Entries from a dataset of interfaces
»»

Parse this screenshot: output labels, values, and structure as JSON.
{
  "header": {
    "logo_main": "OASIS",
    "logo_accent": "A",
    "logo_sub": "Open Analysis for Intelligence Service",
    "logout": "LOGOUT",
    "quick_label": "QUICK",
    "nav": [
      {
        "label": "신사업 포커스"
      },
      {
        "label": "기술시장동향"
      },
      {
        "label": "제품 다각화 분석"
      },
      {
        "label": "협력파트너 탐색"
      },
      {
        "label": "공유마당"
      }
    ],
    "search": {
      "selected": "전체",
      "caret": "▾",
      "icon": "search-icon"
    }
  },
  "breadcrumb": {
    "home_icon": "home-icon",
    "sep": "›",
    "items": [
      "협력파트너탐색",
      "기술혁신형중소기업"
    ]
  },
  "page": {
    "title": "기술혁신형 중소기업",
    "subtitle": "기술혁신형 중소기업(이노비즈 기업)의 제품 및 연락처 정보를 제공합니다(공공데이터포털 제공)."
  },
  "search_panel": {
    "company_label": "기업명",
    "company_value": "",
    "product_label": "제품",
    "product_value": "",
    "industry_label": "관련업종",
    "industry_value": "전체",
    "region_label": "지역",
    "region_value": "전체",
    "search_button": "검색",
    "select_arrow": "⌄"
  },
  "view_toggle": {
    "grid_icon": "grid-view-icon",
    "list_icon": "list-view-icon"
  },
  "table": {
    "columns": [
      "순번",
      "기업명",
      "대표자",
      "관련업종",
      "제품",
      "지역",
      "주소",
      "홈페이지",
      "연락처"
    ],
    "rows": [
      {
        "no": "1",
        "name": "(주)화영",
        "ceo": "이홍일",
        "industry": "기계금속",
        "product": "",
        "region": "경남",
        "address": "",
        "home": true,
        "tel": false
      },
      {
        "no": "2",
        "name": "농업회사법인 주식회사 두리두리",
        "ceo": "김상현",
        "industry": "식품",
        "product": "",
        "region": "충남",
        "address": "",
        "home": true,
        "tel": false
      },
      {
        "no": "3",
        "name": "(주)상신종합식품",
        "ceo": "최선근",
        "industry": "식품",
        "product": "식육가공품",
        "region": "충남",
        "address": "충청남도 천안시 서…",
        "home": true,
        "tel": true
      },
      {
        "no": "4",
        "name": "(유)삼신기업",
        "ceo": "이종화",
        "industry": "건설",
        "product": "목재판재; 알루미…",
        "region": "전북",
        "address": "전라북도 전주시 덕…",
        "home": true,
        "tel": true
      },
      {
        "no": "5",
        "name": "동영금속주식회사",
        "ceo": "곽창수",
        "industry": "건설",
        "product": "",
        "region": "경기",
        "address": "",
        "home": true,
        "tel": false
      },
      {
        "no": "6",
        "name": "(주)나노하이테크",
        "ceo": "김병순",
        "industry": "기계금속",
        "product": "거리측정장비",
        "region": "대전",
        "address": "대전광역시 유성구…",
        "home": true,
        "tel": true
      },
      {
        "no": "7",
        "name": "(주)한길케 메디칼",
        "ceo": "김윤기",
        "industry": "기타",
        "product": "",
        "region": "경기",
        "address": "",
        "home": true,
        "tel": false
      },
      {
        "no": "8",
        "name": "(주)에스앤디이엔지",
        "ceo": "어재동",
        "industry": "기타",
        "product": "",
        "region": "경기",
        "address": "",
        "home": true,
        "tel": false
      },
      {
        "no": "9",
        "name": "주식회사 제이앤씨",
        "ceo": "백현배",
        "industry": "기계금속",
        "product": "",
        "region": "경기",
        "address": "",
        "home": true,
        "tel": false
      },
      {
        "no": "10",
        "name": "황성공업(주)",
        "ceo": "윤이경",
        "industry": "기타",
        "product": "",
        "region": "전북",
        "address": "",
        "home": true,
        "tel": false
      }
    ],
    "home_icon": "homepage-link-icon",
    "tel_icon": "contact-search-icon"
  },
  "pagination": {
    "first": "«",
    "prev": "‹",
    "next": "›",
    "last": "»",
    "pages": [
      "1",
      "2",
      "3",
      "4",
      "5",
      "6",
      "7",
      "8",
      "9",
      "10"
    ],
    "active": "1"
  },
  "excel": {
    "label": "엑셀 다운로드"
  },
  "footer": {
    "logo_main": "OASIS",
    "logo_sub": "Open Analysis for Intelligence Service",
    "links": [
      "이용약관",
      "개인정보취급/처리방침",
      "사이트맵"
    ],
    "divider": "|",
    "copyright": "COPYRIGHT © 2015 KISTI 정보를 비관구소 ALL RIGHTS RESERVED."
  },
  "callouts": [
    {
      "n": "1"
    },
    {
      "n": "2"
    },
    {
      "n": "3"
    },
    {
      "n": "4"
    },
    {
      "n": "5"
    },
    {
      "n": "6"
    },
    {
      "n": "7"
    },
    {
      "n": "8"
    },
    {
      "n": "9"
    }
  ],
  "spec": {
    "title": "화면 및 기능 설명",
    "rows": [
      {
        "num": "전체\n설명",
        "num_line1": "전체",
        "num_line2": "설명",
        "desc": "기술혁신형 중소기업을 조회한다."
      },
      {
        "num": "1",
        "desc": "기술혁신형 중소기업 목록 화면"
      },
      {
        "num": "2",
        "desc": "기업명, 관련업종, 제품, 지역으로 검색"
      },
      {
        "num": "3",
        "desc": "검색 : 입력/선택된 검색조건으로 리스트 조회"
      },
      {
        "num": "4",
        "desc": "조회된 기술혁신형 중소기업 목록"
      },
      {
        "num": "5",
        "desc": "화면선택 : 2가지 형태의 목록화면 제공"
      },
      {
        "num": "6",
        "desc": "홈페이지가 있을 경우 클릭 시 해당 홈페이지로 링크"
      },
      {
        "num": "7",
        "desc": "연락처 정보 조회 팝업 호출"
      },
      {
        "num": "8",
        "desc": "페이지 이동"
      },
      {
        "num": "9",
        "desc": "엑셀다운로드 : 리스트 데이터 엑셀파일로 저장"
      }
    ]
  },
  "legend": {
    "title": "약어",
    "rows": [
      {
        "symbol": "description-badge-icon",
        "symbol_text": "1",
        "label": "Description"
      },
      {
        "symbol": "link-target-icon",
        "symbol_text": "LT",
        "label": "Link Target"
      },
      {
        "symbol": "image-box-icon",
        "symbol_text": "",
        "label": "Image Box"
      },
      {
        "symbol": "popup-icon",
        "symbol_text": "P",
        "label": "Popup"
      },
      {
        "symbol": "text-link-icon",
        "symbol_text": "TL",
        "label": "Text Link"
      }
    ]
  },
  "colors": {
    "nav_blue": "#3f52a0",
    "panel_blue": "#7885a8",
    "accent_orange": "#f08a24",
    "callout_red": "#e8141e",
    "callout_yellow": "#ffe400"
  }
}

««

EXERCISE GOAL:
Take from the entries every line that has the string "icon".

WRITTEN ANSWER:
      "icon": "search-icon"
    "home_icon": "home-icon",
    "grid_icon": "grid-view-icon",
    "list_icon": "list-view-icon"
    "home_icon": "homepage-link-icon",
    "tel_icon": "contact-search-icon"
        "symbol": "description-badge-icon",
        "symbol": "link-target-icon",
        "symbol": "image-box-icon",
        "symbol": "popup-icon",
        "symbol": "text-link-icon",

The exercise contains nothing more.